> [Work required] Write the data out again exactly and in full.

> [Material provided]
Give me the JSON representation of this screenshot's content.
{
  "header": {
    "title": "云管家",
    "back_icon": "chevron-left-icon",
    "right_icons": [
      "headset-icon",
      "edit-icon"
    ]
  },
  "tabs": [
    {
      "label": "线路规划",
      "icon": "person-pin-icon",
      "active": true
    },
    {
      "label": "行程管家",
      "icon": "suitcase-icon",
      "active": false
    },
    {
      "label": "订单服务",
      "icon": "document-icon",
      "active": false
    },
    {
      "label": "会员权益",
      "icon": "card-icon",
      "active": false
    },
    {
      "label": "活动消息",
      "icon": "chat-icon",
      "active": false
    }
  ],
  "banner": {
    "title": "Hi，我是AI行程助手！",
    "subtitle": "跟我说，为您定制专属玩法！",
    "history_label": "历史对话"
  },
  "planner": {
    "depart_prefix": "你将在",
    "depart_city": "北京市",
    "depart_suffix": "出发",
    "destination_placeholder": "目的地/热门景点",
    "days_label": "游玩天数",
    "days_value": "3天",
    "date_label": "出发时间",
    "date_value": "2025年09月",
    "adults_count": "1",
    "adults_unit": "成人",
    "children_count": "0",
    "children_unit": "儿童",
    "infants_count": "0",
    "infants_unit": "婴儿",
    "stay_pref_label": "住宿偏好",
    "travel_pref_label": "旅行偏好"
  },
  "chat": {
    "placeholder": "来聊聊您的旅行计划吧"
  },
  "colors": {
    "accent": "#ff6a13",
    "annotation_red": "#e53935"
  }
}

> [Response area]
Give me the JSON representation of this screenshot's content.
{
  "header": {
    "title": "云管家",
    "back_icon": "chevron-left-icon",
    "right_icons": [
      "headset-icon",
      "edit-icon"
    ]
  },
  "tabs": [
    {
      "label": "线路规划",
      "icon": "person-pin-icon",
      "active": true
    },
    {
      "label": "行程管家",
      "icon": "suitcase-icon",
      "active": false
    },
    {
      "label": "订单服务",
      "icon": "document-icon",
      "active": false
    },
    {
      "label": "会员权益",
      "icon": "card-icon",
      "active": false
    },
    {
      "label": "活动消息",
      "icon": "chat-icon",
      "active": false
    }
  ],
  "banner": {
    "title": "Hi，我是AI行程助手！",
    "subtitle": "跟我说，为您定制专属玩法！",
    "history_label": "历史对话"
  },
  "planner": {
    "depart_prefix": "你将在",
    "depart_city": "北京市",
    "depart_suffix": "出发",
    "destination_placeholder": "目的地/热门景点",
    "days_label": "游玩天数",
    "days_value": "3天",
    "date_label": "出发时间",
    "date_value": "2025年09月",
    "adults_count": "1",
    "adults_unit": "成人",
    "children_count": "0",
    "children_unit": "儿童",
    "infants_count": "0",
    "infants_unit": "婴儿",
    "stay_pref_label": "住宿偏好",
    "travel_pref_label": "旅行偏好"
  },
  "chat": {
    "placeholder": "来聊聊您的旅行计划吧"
  },
  "colors": {
    "accent": "#ff6a13",
    "annotation_red": "#e53935"
  }
}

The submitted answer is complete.